On a crude level, softness refers to the muscles being relaxed rather than tense, the joints being mobile rather than locked/held.
The aim is to have give, to be pliable yet strong.
Yielding is not about giving-in, collapsing or being cowardly.
It is a tactic.
In fact, it is taijiquan's primary tactic.
Yielding is the ability to make space, to allow an incoming force to over-extend, to expend itself.
Having yielded, you step-in and counter.
With growing skill, you will find that the moment of yielding may seem quite small and even go unnoticed by the attacker.
A feather cannot be placed,
and a fly cannot alight on any part of the body.
If Taoism is the art of adjusting to life, then taijiquan is the art of adjusting to the opponent.
This process of adjustment is what yielding is about.
Balancing, sensitivity, change.
Crumpling and collapsing the elbows is not yielding.
It is structurally weak and inadvisable.
Flaccid or tense
Your muscles should be neither flaccid nor tense in taijiquan; these extremes are undesirable.
Tension blocks energy and flaccidity is simply collapsed structure.
The answer is to yield.
If you think of yielding in terms of melting ice, it has quite a different quality to flaccidity.
The ice does not simply crumple.
It gradually gives way.
Resistance is futile
Yielding does not involve any component of resistance, so you do not fight back.
You allow your partner to move you but do nothing to assist.
This is far harder than it sounds.
People typically move themselves out of the way or tense-up. You must do neither.
When you let your partner do all the work, you can employ your body like a spring.
It absorbs the incoming force, compressing the spine and the legs.
You store the energy.
At a certain point, you can go no further so you stop. Even now, you do not push back or collapse.
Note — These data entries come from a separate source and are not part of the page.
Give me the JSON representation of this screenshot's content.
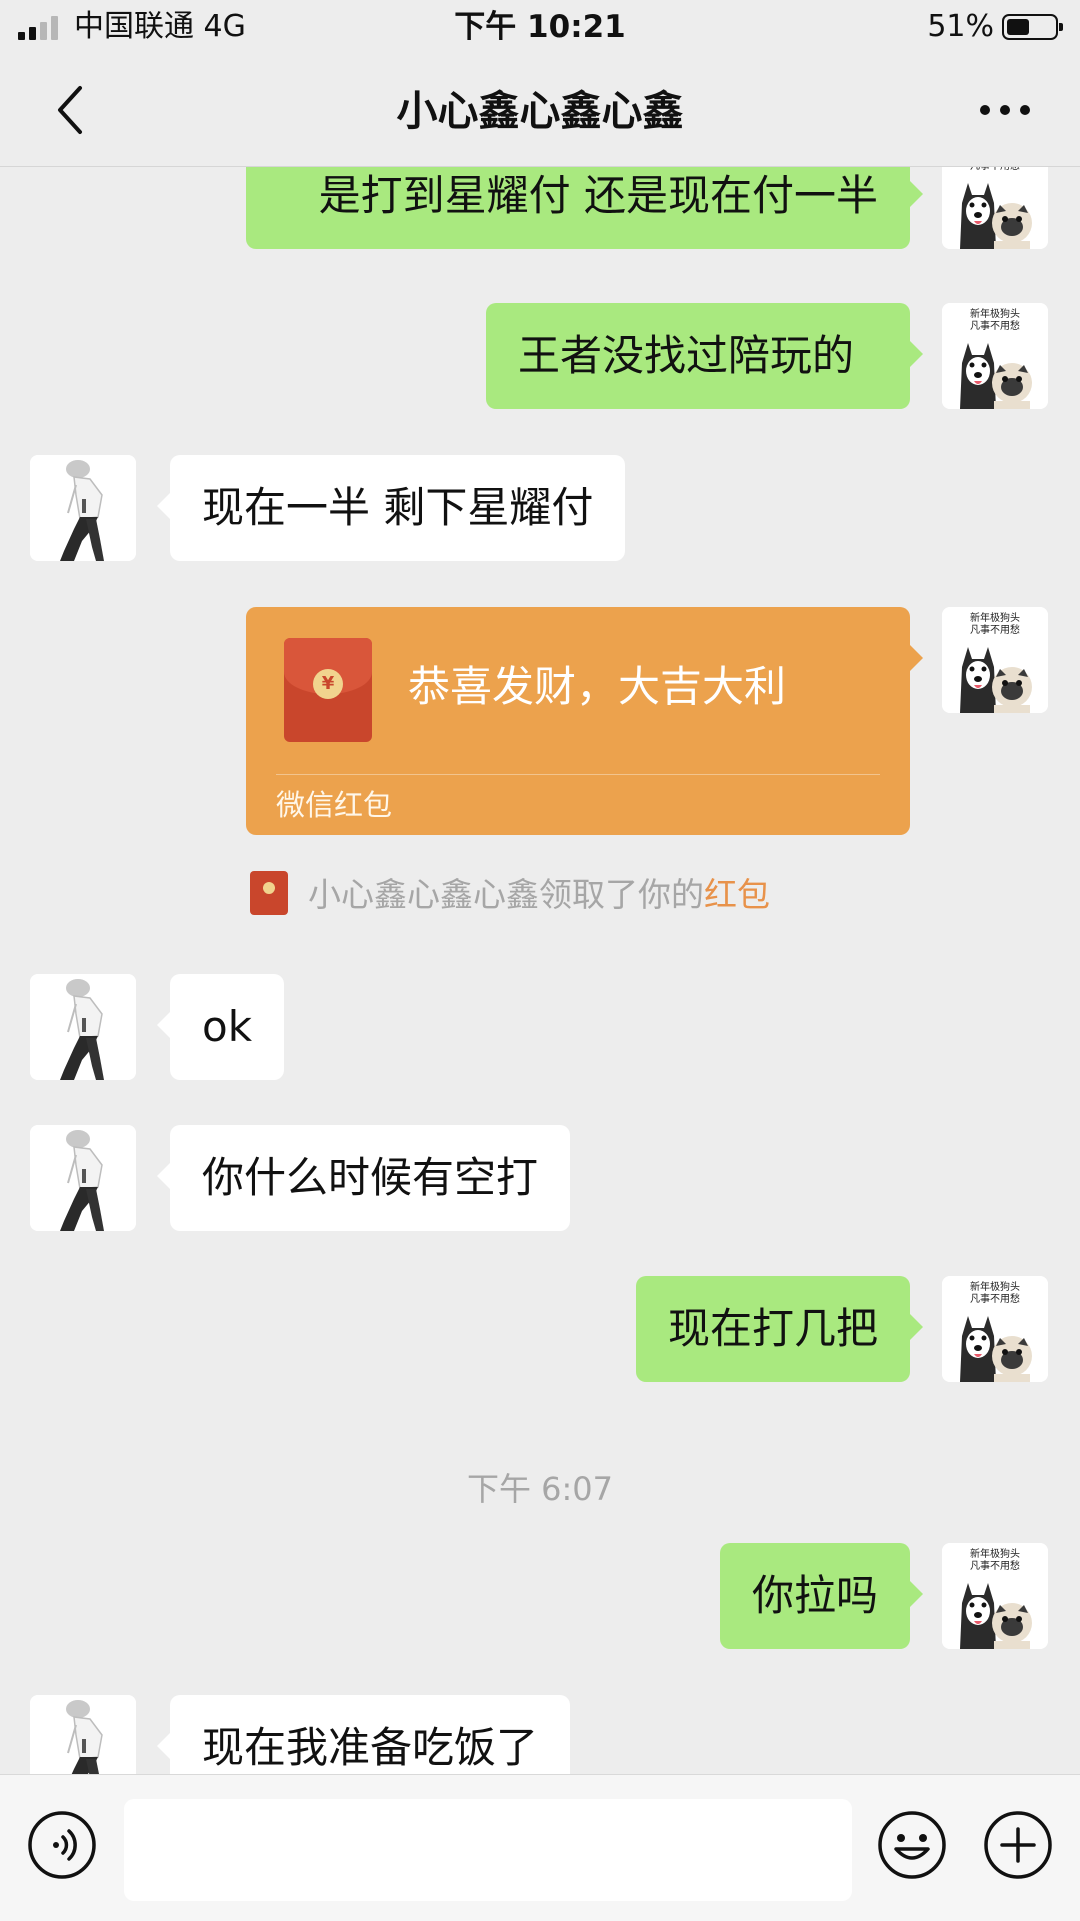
{
  "status_bar": {
    "carrier": "中国联通   4G",
    "time": "下午 10:21",
    "battery_percent": "51%",
    "battery_level": 0.51,
    "signal_bars_active": 2,
    "signal_bars_total": 4
  },
  "nav": {
    "title": "小心鑫心鑫心鑫",
    "back_icon": "chevron-left-icon",
    "more_icon": "ellipsis-icon"
  },
  "messages": [
    {
      "from": "me",
      "text": "是打到星耀付 还是现在付一半"
    },
    {
      "from": "me",
      "text": "王者没找过陪玩的"
    },
    {
      "from": "them",
      "text": "现在一半 剩下星耀付"
    },
    {
      "from": "them",
      "text": "ok"
    },
    {
      "from": "them",
      "text": "你什么时候有空打"
    },
    {
      "from": "me",
      "text": "现在打几把"
    },
    {
      "from": "me",
      "text": "你拉吗"
    },
    {
      "from": "them",
      "text": "现在我准备吃饭了"
    }
  ],
  "red_packet": {
    "message": "恭喜发财，大吉大利",
    "footer": "微信红包"
  },
  "system_message": {
    "prefix": "小心鑫心鑫心鑫领取了你的",
    "link": "红包"
  },
  "timestamp": "下午 6:07",
  "my_avatar_caption": [
    "新年极狗头",
    "凡事不用愁"
  ],
  "input_bar": {
    "placeholder": "",
    "voice_icon": "voice-icon",
    "emoji_icon": "emoji-icon",
    "plus_icon": "plus-icon"
  },
  "colors": {
    "background": "#ededed",
    "my_bubble": "#a9e97f",
    "their_bubble": "#ffffff",
    "red_packet": "#eca24d",
    "link": "#e8924a"
  }
}
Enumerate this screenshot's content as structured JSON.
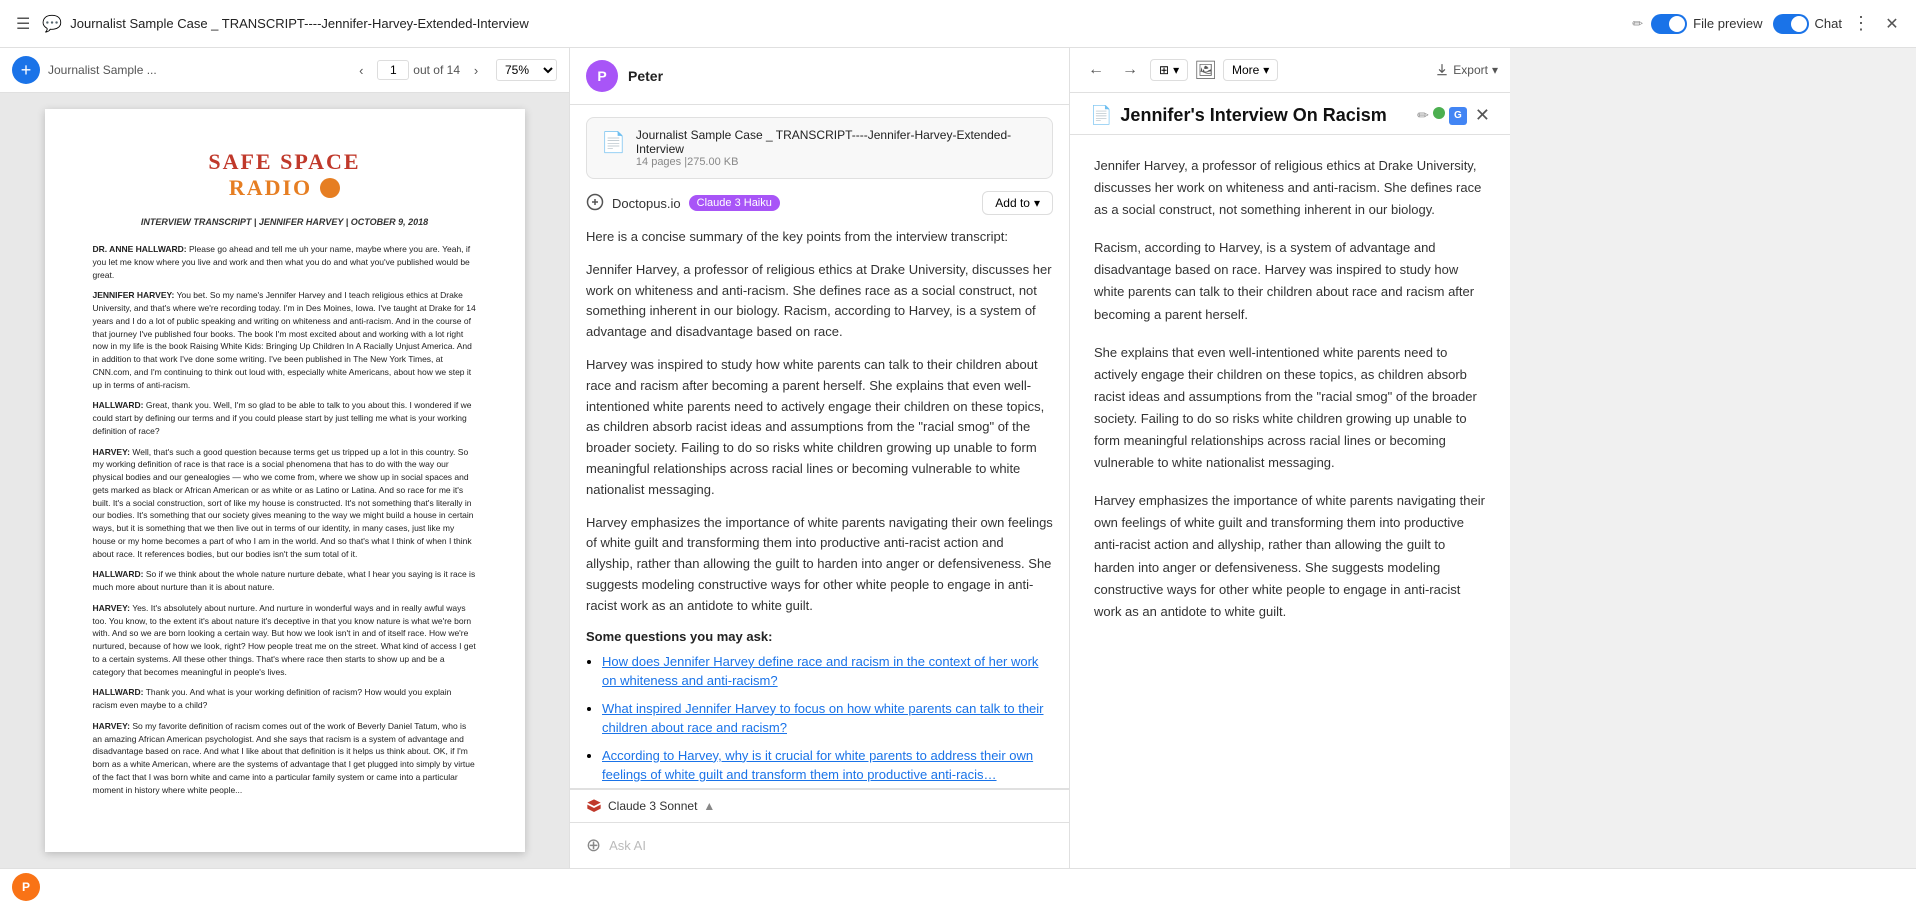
{
  "topbar": {
    "menu_icon": "☰",
    "file_icon": "💬",
    "title": "Journalist Sample Case _ TRANSCRIPT----Jennifer-Harvey-Extended-Interview",
    "edit_icon": "✏",
    "file_preview_label": "File preview",
    "chat_label": "Chat",
    "more_icon": "⋮",
    "close_icon": "✕"
  },
  "pdf_toolbar": {
    "breadcrumb": "Journalist Sample ...",
    "prev_icon": "‹",
    "page_number": "1",
    "page_total": "out of 14",
    "next_icon": "›",
    "zoom": "75%",
    "add_icon": "+"
  },
  "pdf_logo": {
    "line1": "SAFE SPACE",
    "line2": "RADIO"
  },
  "pdf_header": "INTERVIEW TRANSCRIPT | JENNIFER HARVEY | OCTOBER 9, 2018",
  "pdf_body": [
    {
      "speaker": "DR. ANNE HALLWARD:",
      "text": " Please go ahead and tell me uh your name, maybe where you are. Yeah, if you let me know where you live and work and then what you do and what you've published would be great."
    },
    {
      "speaker": "JENNIFER HARVEY:",
      "text": " You bet. So my name's Jennifer Harvey and I teach religious ethics at Drake University, and that's where we're recording today. I'm in Des Moines, Iowa. I've taught at Drake for 14 years and I do a lot of public speaking and writing on whiteness and anti-racism. And in the course of that journey I've published four books. The book I'm most excited about and working with a lot right now in my life is the book Raising White Kids: Bringing Up Children In A Racially Unjust America. And in addition to that work I've done some writing. I've been published in The New York Times, at CNN.com, and I'm continuing to think out loud with, especially white Americans, about how we step it up in terms of anti-racism."
    },
    {
      "speaker": "HALLWARD:",
      "text": " Great, thank you. Well, I'm so glad to be able to talk to you about this. I wondered if we could start by defining our terms and if you could please start by just telling me what is your working definition of race?"
    },
    {
      "speaker": "HARVEY:",
      "text": " Well, that's such a good question because terms get us tripped up a lot in this country. So my working definition of race is that race is a social phenomena that has to do with the way our physical bodies and our genealogies — who we come from, where we show up in social spaces and gets marked as black or African American or as white or as Latino or Latina. And so race for me it's built. It's a social construction, sort of like my house is constructed. It's not something that's literally in our bodies. It's something that our society gives meaning to the way we might build a house in certain ways, but it is something that we then live out in terms of our identity, in many cases, just like my house or my home becomes a part of who I am in the world. And so that's what I think of when I think about race. It references bodies, but our bodies isn't the sum total of it."
    },
    {
      "speaker": "HALLWARD:",
      "text": " So if we think about the whole nature nurture debate, what I hear you saying is it race is much more about nurture than it is about nature."
    },
    {
      "speaker": "HARVEY:",
      "text": " Yes. It's absolutely about nurture. And nurture in wonderful ways and in really awful ways too. You know, to the extent it's about nature it's deceptive in that you know nature is what we're born with. And so we are born looking a certain way. But how we look isn't in and of itself race. How we're nurtured, because of how we look, right? How people treat me on the street. What kind of access I get to a certain systems. All these other things. That's where race then starts to show up and be a category that becomes meaningful in people's lives."
    },
    {
      "speaker": "HALLWARD:",
      "text": " Thank you. And what is your working definition of racism? How would you explain racism even maybe to a child?"
    },
    {
      "speaker": "HARVEY:",
      "text": " So my favorite definition of racism comes out of the work of Beverly Daniel Tatum, who is an amazing African American psychologist. And she says that racism is a system of advantage and disadvantage based on race. And what I like about that definition is it helps us think about. OK, if I'm born as a white American, where are the systems of advantage that I get plugged into simply by virtue of the fact that I was born white and came into a particular family system or came into a particular moment in history where white people..."
    }
  ],
  "chat": {
    "user_name": "Peter",
    "user_initial": "P",
    "file_name": "Journalist Sample Case _ TRANSCRIPT----Jennifer-Harvey-Extended-Interview",
    "file_meta": "14 pages |275.00 KB",
    "tool_name": "Doctopus.io",
    "tool_badge": "Claude 3 Haiku",
    "add_to_label": "Add to",
    "add_to_chevron": "▾",
    "summary_intro": "Here is a concise summary of the key points from the interview transcript:",
    "summary_paragraphs": [
      "Jennifer Harvey, a professor of religious ethics at Drake University, discusses her work on whiteness and anti-racism. She defines race as a social construct, not something inherent in our biology. Racism, according to Harvey, is a system of advantage and disadvantage based on race.",
      "Harvey was inspired to study how white parents can talk to their children about race and racism after becoming a parent herself. She explains that even well-intentioned white parents need to actively engage their children on these topics, as children absorb racist ideas and assumptions from the \"racial smog\" of the broader society. Failing to do so risks white children growing up unable to form meaningful relationships across racial lines or becoming vulnerable to white nationalist messaging.",
      "Harvey emphasizes the importance of white parents navigating their own feelings of white guilt and transforming them into productive anti-racist action and allyship, rather than allowing the guilt to harden into anger or defensiveness. She suggests modeling constructive ways for other white people to engage in anti-racist work as an antidote to white guilt."
    ],
    "questions_heading": "Some questions you may ask:",
    "questions": [
      "How does Jennifer Harvey define race and racism in the context of her work on whiteness and anti-racism?",
      "What inspired Jennifer Harvey to focus on how white parents can talk to their children about race and racism?",
      "According to Harvey, why is it crucial for white parents to address their own feelings of white guilt and transform them into productive anti-racis…"
    ],
    "ask_ai_placeholder": "Ask AI",
    "footer_model": "Claude 3 Sonnet",
    "footer_chevron": "▲"
  },
  "doc_panel": {
    "back_icon": "←",
    "forward_icon": "→",
    "view_label": "⊞",
    "view_chevron": "▾",
    "img_icon": "🖼",
    "more_label": "More",
    "more_chevron": "▾",
    "export_label": "Export",
    "export_chevron": "▾",
    "file_icon": "📄",
    "title": "Jennifer's Interview On Racism",
    "edit_icon": "✏",
    "close_icon": "✕",
    "content_paragraphs": [
      "Jennifer Harvey, a professor of religious ethics at Drake University, discusses her work on whiteness and anti-racism. She defines race as a social construct, not something inherent in our biology.",
      "Racism, according to Harvey, is a system of advantage and disadvantage based on race. Harvey was inspired to study how white parents can talk to their children about race and racism after becoming a parent herself.",
      "She explains that even well-intentioned white parents need to actively engage their children on these topics, as children absorb racist ideas and assumptions from the \"racial smog\" of the broader society. Failing to do so risks white children growing up unable to form meaningful relationships across racial lines or becoming vulnerable to white nationalist messaging.",
      "Harvey emphasizes the importance of white parents navigating their own feelings of white guilt and transforming them into productive anti-racist action and allyship, rather than allowing the guilt to harden into anger or defensiveness. She suggests modeling constructive ways for other white people to engage in anti-racist work as an antidote to white guilt."
    ]
  },
  "bottom": {
    "avatar_initial": "P"
  }
}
This develops into 'resisting jing' but is completely different to tensing-up or fighting back.
The greatest form of yielding must take place psychologically.
Your ego, pride, arrogance and vanity are all obstacles that need to be discarded on the way to understanding the Art.
Holding and fixity will hinder your progress.
Sifu Waller's job is to encourage you to let-go both psychologically and emotionally.
Softness of mind
If the mind is rigid and inflexible, then the body will be too.
Mental tension is a kind of anticipation; a preparation for expected events.
We must learn not to anticipate and to go with the flow of what is happening instead.
Softness feels heavy
Being soft allows the body weight to be transmitted to different parts of the body.
To another person, your limbs will feel very heavy.
To you, they just feel loose and relaxed.
This heaviness can be used to transmit the groundpath through somebody else.
Softness enables you to 'listen' to the opponent's body through the use of mild pressure.
Too much pressure and you will be resisting the incoming force.
Too little pressure and you will not be able to maintain contact.
If you are double-weighted, you cannot yield.
In partner work, your weight should always be more to one side than the other.
There can be double-weightedness in the arms as well as the legs. Avoid this.
Empty the left wherever a pressure appears, and similarly the right.
How to yield
The forms of taijiquan or baguazhang were designed to teach the student how to yield to incoming force:
Turn the waist & shift the weight into the other leg
Bend at the hip
Trying is born of failure.
Students of the Tao learn to move with what is.
Instead of opposing, you allow, and then gently re-direct.
There is no resistance.
And no thought of control.
Let-go and yield.
If you are trying, then you are struggling.
And that is not the Way.
Page created 2 March 1995
Last updated 29 June 2017